Next was the A/T Levellers problem, this is a deck that attracts skilled players, and on paper it looks incredibly strong. In reality however I believe it has huge weaknesses against the most common decks, we might be weak to it but we are one of the few that are. I could trust that the top players would recognise its weakness, and those that remained would be knocked out fairly early. Again I believe I was correct as I think they were one of the more common decks but had a very low representation at the top of the field.

For the Rage decks I liked my matchup quite a bit. Mathnut had talked most people in the queues into playing 3 Arbiters for the mirror matchup but I am very much against that idea. I think Arbiter is a very weak card in the Rage mirror and I trusted the WCQ players again to recognise that. In the end there were still a few Arbiters running around but far from the 3-of standard the queues had shown.

This left me Iztek, which had been falling out of favour, and once again presents the sort of inconsistency pro players are disinclined to play, even in the face of strong winrates and Robots which was an unknown quantity and worrying me a little. I had met Hectares and Turkis on Broodqueen in the queues the day before and was hoping the Ghox's Socks guys were all on it, giving me a large edge on some of the best players, Broodqueen turned out to be more popular than I thought but sadly Nalanthi prevented me from capitalising on that.

Moving forward I can't really recommend Stasis Warden for the queues. There are too many of its bad matchups around, although this could change. There's also not much room to adapt the list from what I can see, Aetherforge Oracle can replace Perilous Insight but you don't really want to play either if you can help it, they are just a bit of safety against miss hands and having a levelled up Oracle in your deck doesn't really do anything for you, at least Insight can end Static Shock chains. Perhaps the Ghox can be cut if another creature can fill his offensive role, removing the Gnomes for more reliable cards would ease a lot of problems. I considered Iztek instead of Ghox but that seems like madness.

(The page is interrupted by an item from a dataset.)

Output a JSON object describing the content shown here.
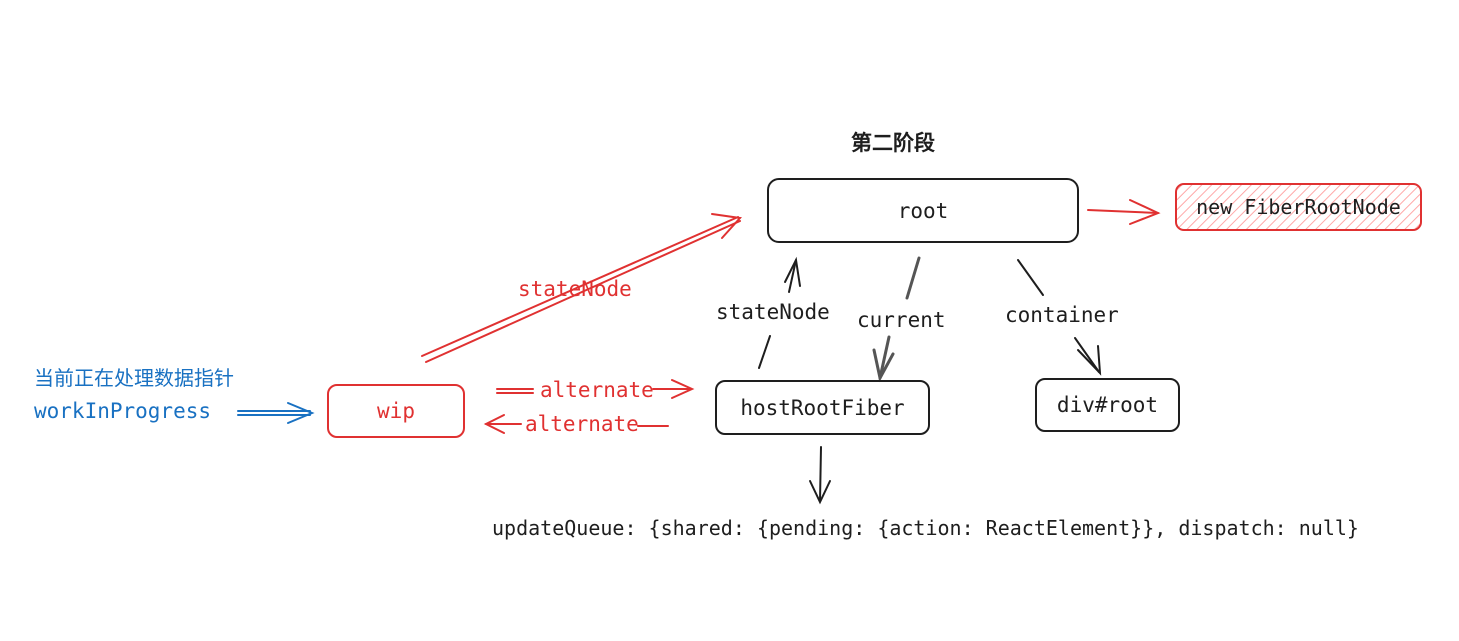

One final note. This deck is evil. I like to think I can play at a reasonable speed but that is through a lot of practise and a willingness to forfeit incidental damage like Shocks to the face or Warden triggers after battling in the interest of keeping the game moving rather than pointless math. Expect your opponents to time out rather than concede in an attempt to grief you and be aware you are probably breaking up families and causing fights between loved ones on the opposite end of the computer screen.

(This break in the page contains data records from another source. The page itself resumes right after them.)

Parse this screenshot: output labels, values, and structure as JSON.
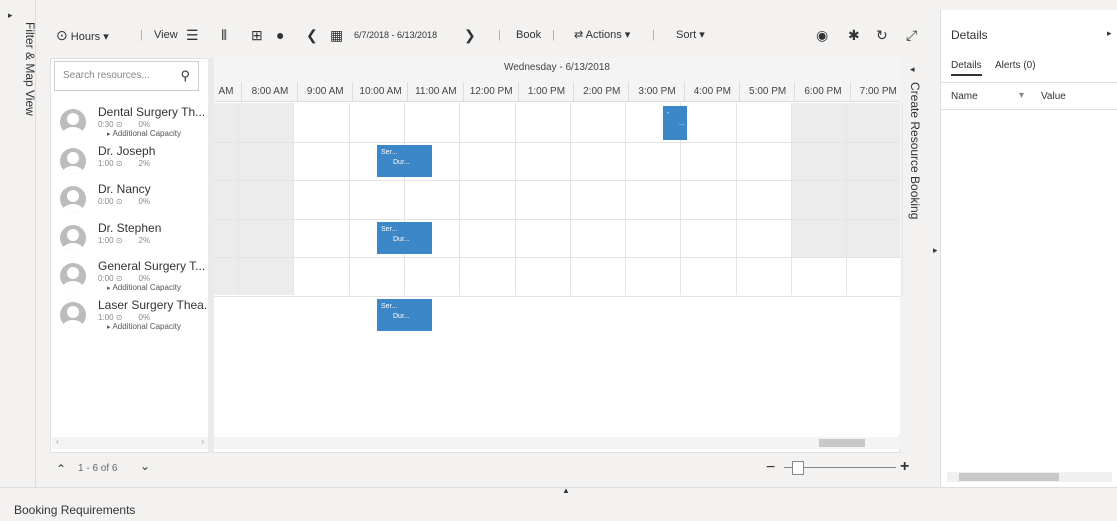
{
  "left_panel": {
    "toggle": "▸",
    "label": "Filter & Map View"
  },
  "toolbar": {
    "view_mode": "Hours",
    "view_label": "View",
    "date_range": "6/7/2018 - 6/13/2018",
    "book": "Book",
    "actions": "Actions",
    "sort": "Sort"
  },
  "search": {
    "placeholder": "Search resources..."
  },
  "timeline": {
    "day": "Wednesday - 6/13/2018",
    "hours": [
      "AM",
      "8:00 AM",
      "9:00 AM",
      "10:00 AM",
      "11:00 AM",
      "12:00 PM",
      "1:00 PM",
      "2:00 PM",
      "3:00 PM",
      "4:00 PM",
      "5:00 PM",
      "6:00 PM",
      "7:00 PM"
    ]
  },
  "resources": [
    {
      "name": "Dental Surgery Th...",
      "hours": "0:30",
      "pct": "0%",
      "capacity": "Additional Capacity"
    },
    {
      "name": "Dr. Joseph",
      "hours": "1:00",
      "pct": "2%"
    },
    {
      "name": "Dr. Nancy",
      "hours": "0:00",
      "pct": "0%"
    },
    {
      "name": "Dr. Stephen",
      "hours": "1:00",
      "pct": "2%"
    },
    {
      "name": "General Surgery T...",
      "hours": "0:00",
      "pct": "0%",
      "capacity": "Additional Capacity"
    },
    {
      "name": "Laser Surgery Thea...",
      "hours": "1:00",
      "pct": "0%",
      "capacity": "Additional Capacity"
    }
  ],
  "bookings": [
    {
      "line1": "-",
      "line2": "...",
      "resource": "Dental Surgery Th..."
    },
    {
      "line1": "Ser...",
      "line2": "Dur...",
      "resource": "Dr. Joseph"
    },
    {
      "line1": "Ser...",
      "line2": "Dur...",
      "resource": "Dr. Stephen"
    },
    {
      "line1": "Ser...",
      "line2": "Dur...",
      "resource": "Laser Surgery Thea..."
    }
  ],
  "paging": {
    "text": "1 - 6 of 6"
  },
  "create_booking": {
    "label": "Create Resource Booking"
  },
  "details": {
    "title": "Details",
    "tabs": [
      "Details",
      "Alerts (0)"
    ],
    "columns": [
      "Name",
      "Value"
    ]
  },
  "bottom": {
    "label": "Booking Requirements"
  },
  "colors": {
    "booking": "#3b87c8"
  }
}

  1. What do you think about the idea of popping in a Sulgrim for added survivability of your key components? If you can Battlebrand, Oracle, or Insight it, the level 2 could be decisive in some scenarios.

  2. 15hp (Invoker 2) does sound difficult too kill and 17hp (Ghox 2) is appealing but you need those to line up. If you draw the Gauntlets first they're blank and if you protect your guys until you draw the Gauntlets then you didn't need them anyway. Remember also that the numbers on Rage/Explosives/Wegu/Sentinel are so high that 5 armour is unlikely to make the difference.

  3. I am short a Ghox and Gnome unfortunately. I cut Perilous insight and added 3 Killion. I just play random queue though, not tournament and it is doing quite well.